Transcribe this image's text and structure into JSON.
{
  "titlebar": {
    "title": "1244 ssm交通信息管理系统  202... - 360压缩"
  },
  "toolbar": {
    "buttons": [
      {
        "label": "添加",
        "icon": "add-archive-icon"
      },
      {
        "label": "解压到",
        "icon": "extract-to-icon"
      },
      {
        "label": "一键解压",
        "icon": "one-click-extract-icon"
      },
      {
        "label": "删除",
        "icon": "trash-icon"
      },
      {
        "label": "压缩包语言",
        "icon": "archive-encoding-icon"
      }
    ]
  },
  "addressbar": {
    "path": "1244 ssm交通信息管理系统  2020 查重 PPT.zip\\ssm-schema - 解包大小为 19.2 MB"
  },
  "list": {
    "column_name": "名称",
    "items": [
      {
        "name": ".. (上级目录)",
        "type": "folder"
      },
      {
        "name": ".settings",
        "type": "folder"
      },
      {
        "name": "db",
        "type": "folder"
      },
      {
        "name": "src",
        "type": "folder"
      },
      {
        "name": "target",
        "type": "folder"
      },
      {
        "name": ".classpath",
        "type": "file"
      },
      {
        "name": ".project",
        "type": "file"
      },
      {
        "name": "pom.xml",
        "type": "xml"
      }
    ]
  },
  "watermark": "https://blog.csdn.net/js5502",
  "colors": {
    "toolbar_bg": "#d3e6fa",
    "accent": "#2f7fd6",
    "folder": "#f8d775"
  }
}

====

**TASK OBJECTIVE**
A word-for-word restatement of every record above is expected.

**YOUR RESPONSE**
Transcribe this image's text and structure into JSON.
{
  "titlebar": {
    "title": "1244 ssm交通信息管理系统  202... - 360压缩"
  },
  "toolbar": {
    "buttons": [
      {
        "label": "添加",
        "icon": "add-archive-icon"
      },
      {
        "label": "解压到",
        "icon": "extract-to-icon"
      },
      {
        "label": "一键解压",
        "icon": "one-click-extract-icon"
      },
      {
        "label": "删除",
        "icon": "trash-icon"
      },
      {
        "label": "压缩包语言",
        "icon": "archive-encoding-icon"
      }
    ]
  },
  "addressbar": {
    "path": "1244 ssm交通信息管理系统  2020 查重 PPT.zip\\ssm-schema - 解包大小为 19.2 MB"
  },
  "list": {
    "column_name": "名称",
    "items": [
      {
        "name": ".. (上级目录)",
        "type": "folder"
      },
      {
        "name": ".settings",
        "type": "folder"
      },
      {
        "name": "db",
        "type": "folder"
      },
      {
        "name": "src",
        "type": "folder"
      },
      {
        "name": "target",
        "type": "folder"
      },
      {
        "name": ".classpath",
        "type": "file"
      },
      {
        "name": ".project",
        "type": "file"
      },
      {
        "name": "pom.xml",
        "type": "xml"
      }
    ]
  },
  "watermark": "https://blog.csdn.net/js5502",
  "colors": {
    "toolbar_bg": "#d3e6fa",
    "accent": "#2f7fd6",
    "folder": "#f8d775"
  }
}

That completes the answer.